All the major home video game consoles offer downloadable games and add-ons that can be bought from a Web-based store, directly through the user's console. But of the three major companies, Sony, Nintendo, and Microsoft, only Sony assigns actual dollar values to its downloadable content. Both Microsoft and Nintendo work on points systems where users must first buy a specific amount of credits that are then spent on new content.
A class action lawsuit regarding this point-based method of payment has now been filed against Microsoft in the District court of Pennsylvania. The suit has been filed "on behalf of several million US customers exposed to point fraud, following fraud, breach of contract, negligence, unjust enrichment, and unfair business practices on the part of...Microsoft Corporation."
The allegation is that the Microsoft Points that users must purchase to then download games, videos, or bonus content, have been handled "fraudulently and negligently" since 2002.

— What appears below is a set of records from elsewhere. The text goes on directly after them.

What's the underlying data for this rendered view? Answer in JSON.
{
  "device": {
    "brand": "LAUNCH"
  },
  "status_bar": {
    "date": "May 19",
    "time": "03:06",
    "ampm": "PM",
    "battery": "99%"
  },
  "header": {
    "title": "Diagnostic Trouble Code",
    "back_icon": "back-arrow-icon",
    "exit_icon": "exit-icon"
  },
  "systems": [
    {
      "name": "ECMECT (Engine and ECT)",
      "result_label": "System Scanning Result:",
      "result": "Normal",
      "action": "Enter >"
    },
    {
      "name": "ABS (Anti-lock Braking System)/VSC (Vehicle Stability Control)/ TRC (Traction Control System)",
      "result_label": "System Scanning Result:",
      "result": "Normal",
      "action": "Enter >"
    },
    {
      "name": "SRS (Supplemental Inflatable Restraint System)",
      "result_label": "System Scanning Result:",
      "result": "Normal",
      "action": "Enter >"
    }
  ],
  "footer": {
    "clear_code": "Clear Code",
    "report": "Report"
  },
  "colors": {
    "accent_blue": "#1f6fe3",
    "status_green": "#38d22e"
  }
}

Philadelphia-based attorney Samuel Lassoff filed the suit against Microsoft on his own behalf, which is a virtual repeat of what he did in 2006 with Google. At that time, Lassoff said he was "the victim of hundreds of dollars worth of fraudulent clicks," where his bill for Pay Per Click advertisements was artificially inflated.

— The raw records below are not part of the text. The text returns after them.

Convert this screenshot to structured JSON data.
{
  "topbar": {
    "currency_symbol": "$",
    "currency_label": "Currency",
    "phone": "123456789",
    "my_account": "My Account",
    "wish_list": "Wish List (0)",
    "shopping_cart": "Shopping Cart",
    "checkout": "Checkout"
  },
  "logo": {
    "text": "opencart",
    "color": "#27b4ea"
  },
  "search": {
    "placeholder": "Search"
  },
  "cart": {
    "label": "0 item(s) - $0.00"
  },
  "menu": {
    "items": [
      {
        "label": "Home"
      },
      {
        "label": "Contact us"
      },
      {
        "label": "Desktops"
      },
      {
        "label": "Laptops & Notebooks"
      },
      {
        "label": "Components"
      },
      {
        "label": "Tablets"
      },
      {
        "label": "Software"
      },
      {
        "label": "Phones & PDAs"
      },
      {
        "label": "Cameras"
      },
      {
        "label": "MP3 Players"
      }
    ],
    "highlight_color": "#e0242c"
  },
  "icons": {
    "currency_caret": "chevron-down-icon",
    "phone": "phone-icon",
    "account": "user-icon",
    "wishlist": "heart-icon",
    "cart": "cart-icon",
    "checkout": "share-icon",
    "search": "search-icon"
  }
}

This time, Lassoff says that he received an invoice which said that he bought and spent Microsoft Points on Xbox Live which he claims he had not. He then tried to call support and received no response. Finally, he went to his credit card company to appeal the charges, but ultimately had to go to court.
Lassoff accuses Microsoft of not warning Xbox Live users that they will be charged for "incomplete and/or partial downloads." All of his claims revolve around the fact that money was apparently taken and no goods or services were rendered.